tampabay.com

'Soup' tastes like sweet success

A recent graduate of Mitchell High has a story published in the popular Chicken Soup for the Soul series.

By MICHELE MILLER
Published June 19, 2006


At 18, Kaylee Stark is coming into her own - and then some.

The recent graduate of Mitchell High has stacked up her share of awards: first place in the district Storytelling Contest (two years in a row); second in the district Tropicana Speech Contest (first place on the school level every year since middle school) and Writer of the Year when she was a student at Gulfside Elementary.

There also was that PETA essay contest she won. "Even though I still eat meat," she said, with a giggle. "Isn't that terrible?"

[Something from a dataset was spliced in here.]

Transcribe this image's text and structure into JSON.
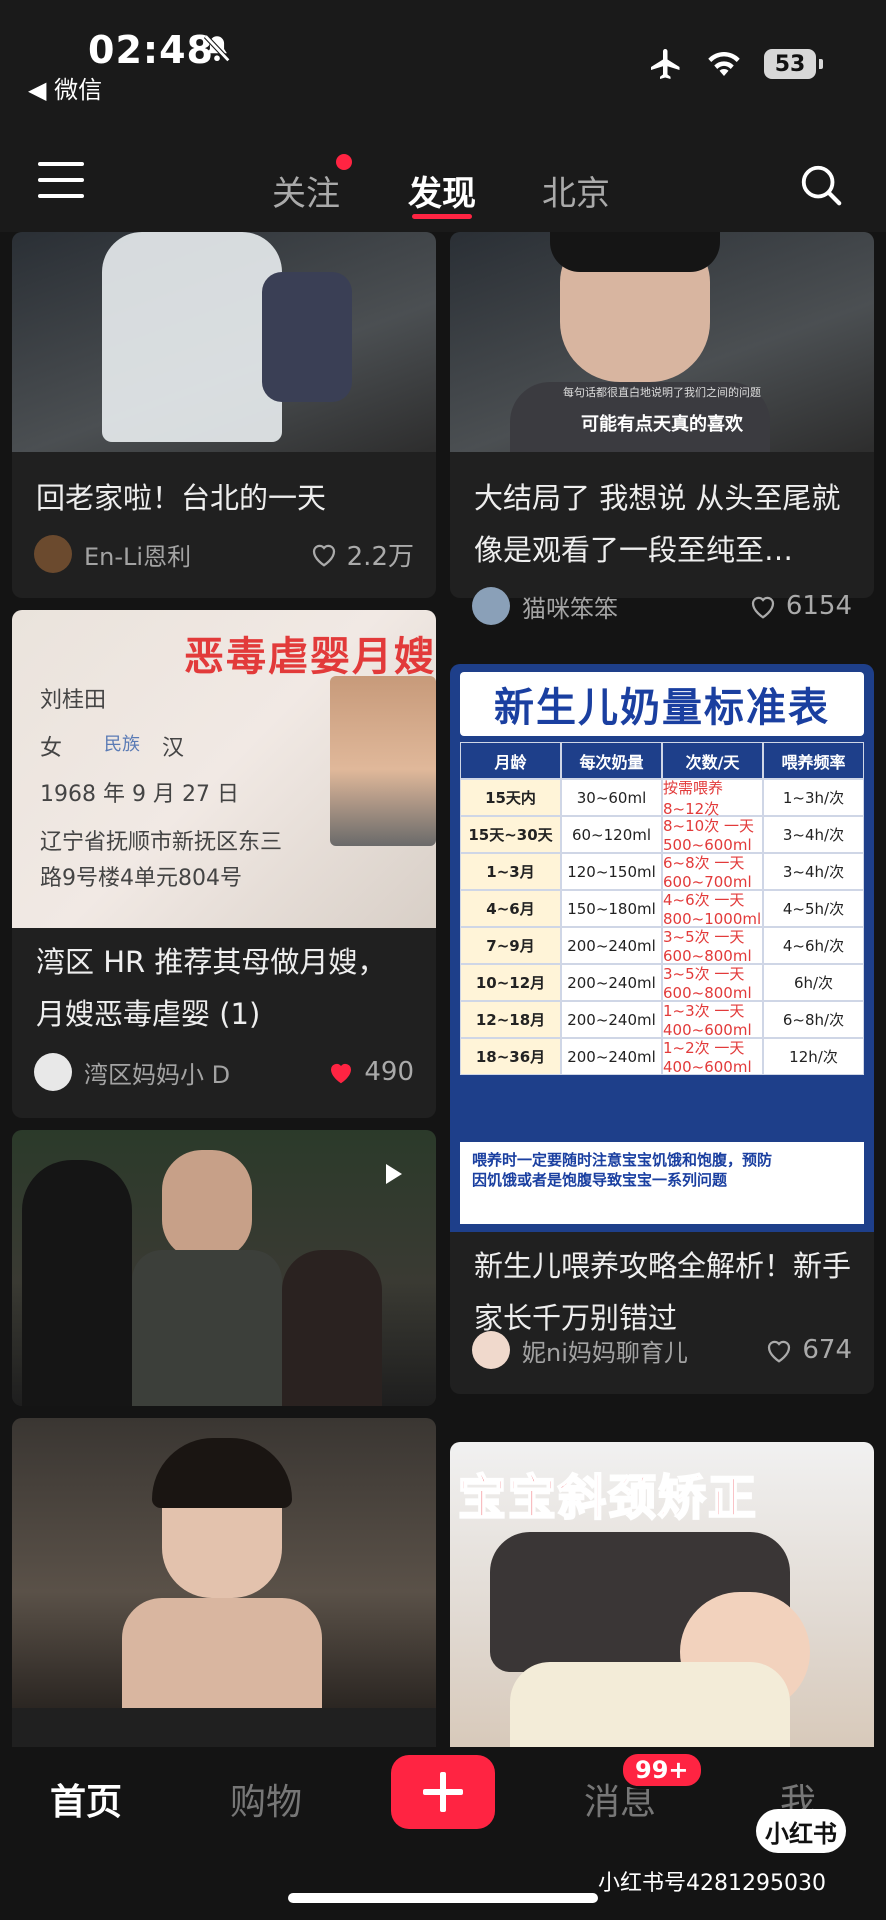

In her senior year, Stark was voted homecoming princess and "Most Artistic," was co-editor of the award-winning Stampede yearbook, graduated cum laude and was accepted to the University of South Florida.

Oh yeah, and since February she's dropped 50 pounds by following a strict diet and spending time on the treadmill watching The Price is Right.

But of her latest accomplishment, Stark said, "This is big - REALLY big."

That would be published writer.

The poem, You to Blame, that Stark wrote about breaking up - or rather, "being dumped" - is featured in the latest Chicken Soup for the Teenage Soul series that arrived in bookstores June 6. The Chicken Soup series, launched in 1990 by motivational speakers Jack Canfield and Mark Victor Hansen, features an assortment of short inspirational stories and poems by different authors. Titles for mothers, grandparents, volunteers, prisoners, preteens and even baseball fans have been released, and they often make the New York Times bestseller list.

The poem, Stark said, wasn't based on personal experience. At the time she wrote it , in fact, she was smack in the middle of a steady four-year relationship. The couple broke up just before graduation, Stark said. "So I guess the poem's more relevant now."

But having it published sure goes a long way to easing the heartbreak.

"It is awesome," Stark said, when asked how it felt to see her byline. "I ran to the mall and said, 'I'm famous - you want to see me in Chicken Soup?!' My friend and I were screaming in Waldenbooks."

It is a sweet taste of success, but one that follows hard work and loving support from her family: mom and stepdad Joy and Kevin O'Donnell, little sister Skylar, and her "Nanny," Ann Sefovic, who has a suitcase filled with everything her granddaughter has ever written.

"She's a wonderful kid," said Joy O'Donnell. "She's always been a writer, always really into that. I'm just so excited, so proud of her. She's just awesome."

And persistent.

Stark said she submitted about 50 entries to the Chicken Soup series, with three getting by the first round. "I love writing - speeches, stories, poems," Stark said. "In elementary school, I used to write poems about things like school lunch and stupid stuff. I think I entered every writing contest we had in the history of Mitchell High. That's when I knew I had to join the yearbook. It was the one place I could actually have my writing published."

Until, of course, Chicken Soup.

Stark promises to keep at it . "I'm hoping this is just the beginning," she said.

For now, she'll continue enjoying the summer. That includes spending the $200 she got from Chicken Soup, driving around in her brand new yellow 2006 Cobalt LT, getting a tattoo her mom says she'll regret, going to concerts like Panic! at the Disco, working at Eastern Research and playing with her pet ball python and her 2-year-old sister and "best friend," Skylar.

"And now that I'm single," Stark said with a grin, "I'm hanging out with the boys."